### [EXERCISE]
Copy out the whole listing exactly as given. Skip the pictures.

### [MATERIAL FOR THIS EXERCISE]
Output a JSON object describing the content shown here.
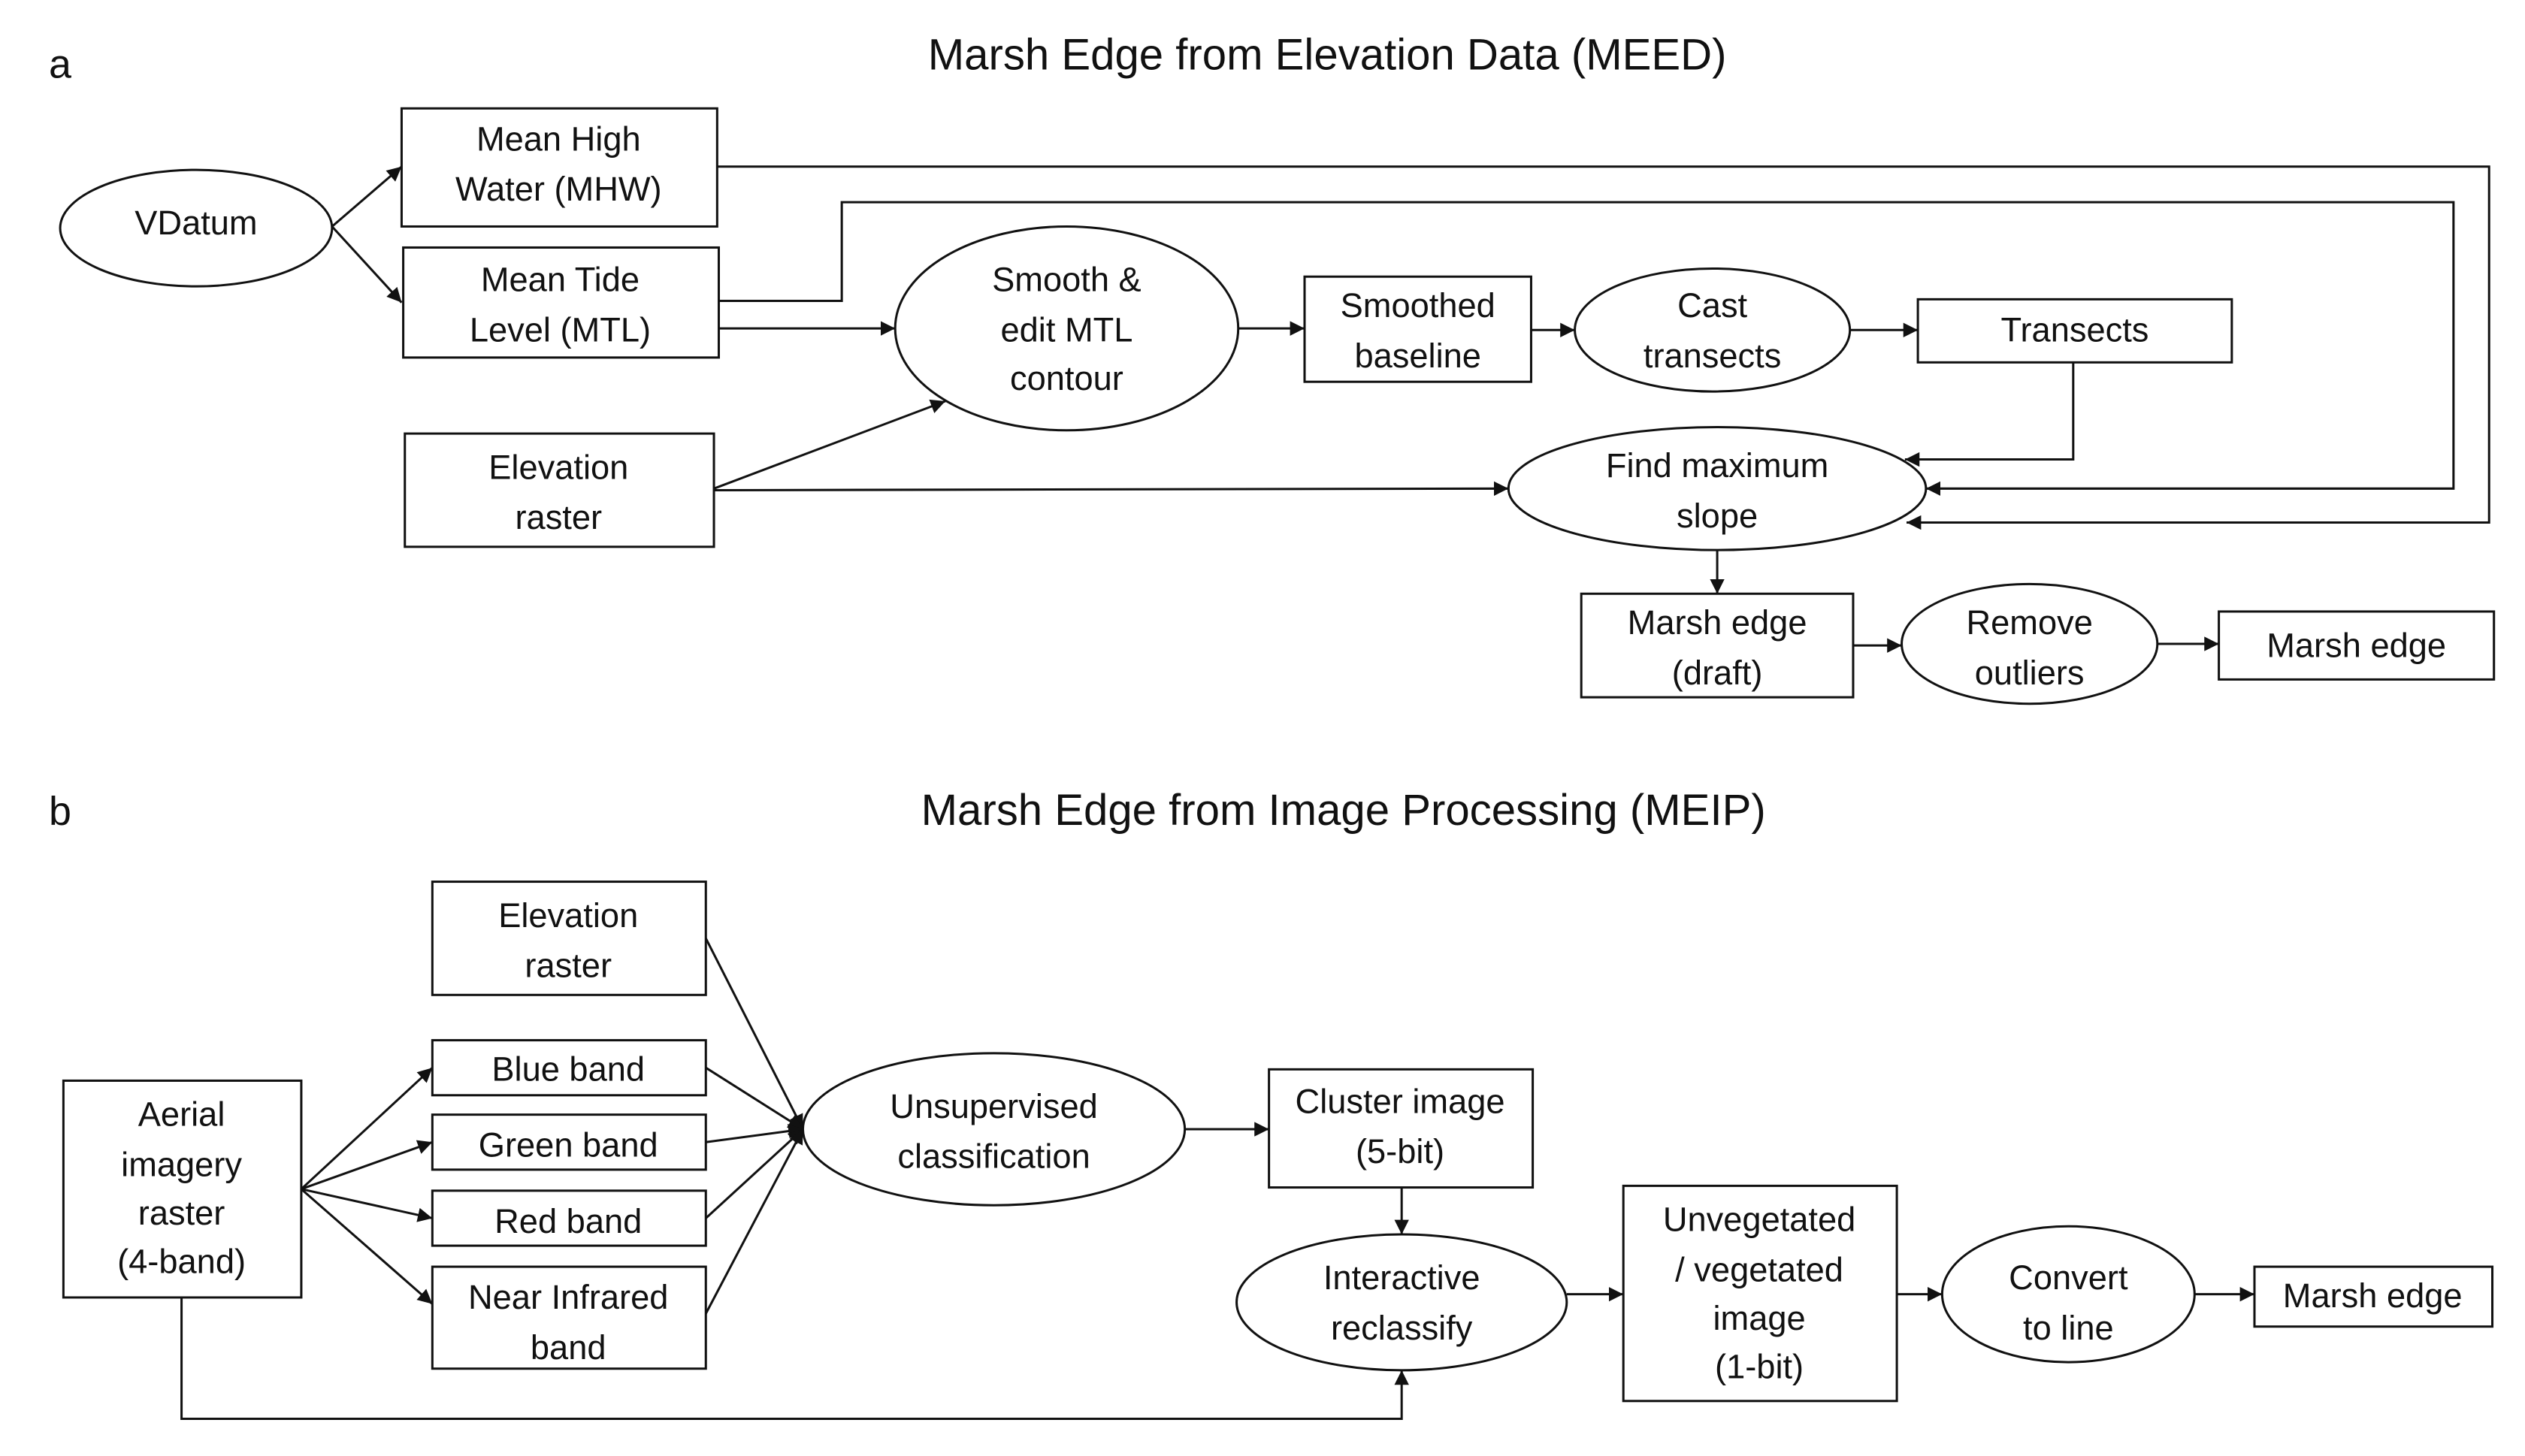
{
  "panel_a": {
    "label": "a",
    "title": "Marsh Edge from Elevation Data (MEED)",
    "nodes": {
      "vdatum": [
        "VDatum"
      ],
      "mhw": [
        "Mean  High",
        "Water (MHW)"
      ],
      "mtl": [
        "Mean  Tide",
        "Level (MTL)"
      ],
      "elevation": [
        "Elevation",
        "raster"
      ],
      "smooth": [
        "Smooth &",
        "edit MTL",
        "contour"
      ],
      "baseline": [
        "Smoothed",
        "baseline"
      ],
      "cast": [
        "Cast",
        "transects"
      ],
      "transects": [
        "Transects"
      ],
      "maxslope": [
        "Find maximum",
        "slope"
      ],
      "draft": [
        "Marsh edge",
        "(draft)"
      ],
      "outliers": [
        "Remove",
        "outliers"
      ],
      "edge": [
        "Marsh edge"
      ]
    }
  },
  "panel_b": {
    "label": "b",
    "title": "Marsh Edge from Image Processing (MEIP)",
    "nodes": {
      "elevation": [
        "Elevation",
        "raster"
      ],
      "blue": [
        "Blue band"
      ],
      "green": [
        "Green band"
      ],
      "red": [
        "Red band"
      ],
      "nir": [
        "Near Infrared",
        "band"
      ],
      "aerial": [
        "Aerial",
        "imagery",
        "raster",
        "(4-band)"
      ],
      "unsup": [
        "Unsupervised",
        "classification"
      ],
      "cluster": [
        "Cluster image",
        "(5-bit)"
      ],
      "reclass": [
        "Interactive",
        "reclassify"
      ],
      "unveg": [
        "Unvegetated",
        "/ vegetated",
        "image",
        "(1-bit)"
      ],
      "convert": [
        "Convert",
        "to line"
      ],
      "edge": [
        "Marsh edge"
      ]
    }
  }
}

### [SOLUTION TO THIS PROBLEM]
Output a JSON object describing the content shown here.
{
  "panel_a": {
    "label": "a",
    "title": "Marsh Edge from Elevation Data (MEED)",
    "nodes": {
      "vdatum": [
        "VDatum"
      ],
      "mhw": [
        "Mean  High",
        "Water (MHW)"
      ],
      "mtl": [
        "Mean  Tide",
        "Level (MTL)"
      ],
      "elevation": [
        "Elevation",
        "raster"
      ],
      "smooth": [
        "Smooth &",
        "edit MTL",
        "contour"
      ],
      "baseline": [
        "Smoothed",
        "baseline"
      ],
      "cast": [
        "Cast",
        "transects"
      ],
      "transects": [
        "Transects"
      ],
      "maxslope": [
        "Find maximum",
        "slope"
      ],
      "draft": [
        "Marsh edge",
        "(draft)"
      ],
      "outliers": [
        "Remove",
        "outliers"
      ],
      "edge": [
        "Marsh edge"
      ]
    }
  },
  "panel_b": {
    "label": "b",
    "title": "Marsh Edge from Image Processing (MEIP)",
    "nodes": {
      "elevation": [
        "Elevation",
        "raster"
      ],
      "blue": [
        "Blue band"
      ],
      "green": [
        "Green band"
      ],
      "red": [
        "Red band"
      ],
      "nir": [
        "Near Infrared",
        "band"
      ],
      "aerial": [
        "Aerial",
        "imagery",
        "raster",
        "(4-band)"
      ],
      "unsup": [
        "Unsupervised",
        "classification"
      ],
      "cluster": [
        "Cluster image",
        "(5-bit)"
      ],
      "reclass": [
        "Interactive",
        "reclassify"
      ],
      "unveg": [
        "Unvegetated",
        "/ vegetated",
        "image",
        "(1-bit)"
      ],
      "convert": [
        "Convert",
        "to line"
      ],
      "edge": [
        "Marsh edge"
      ]
    }
  }
}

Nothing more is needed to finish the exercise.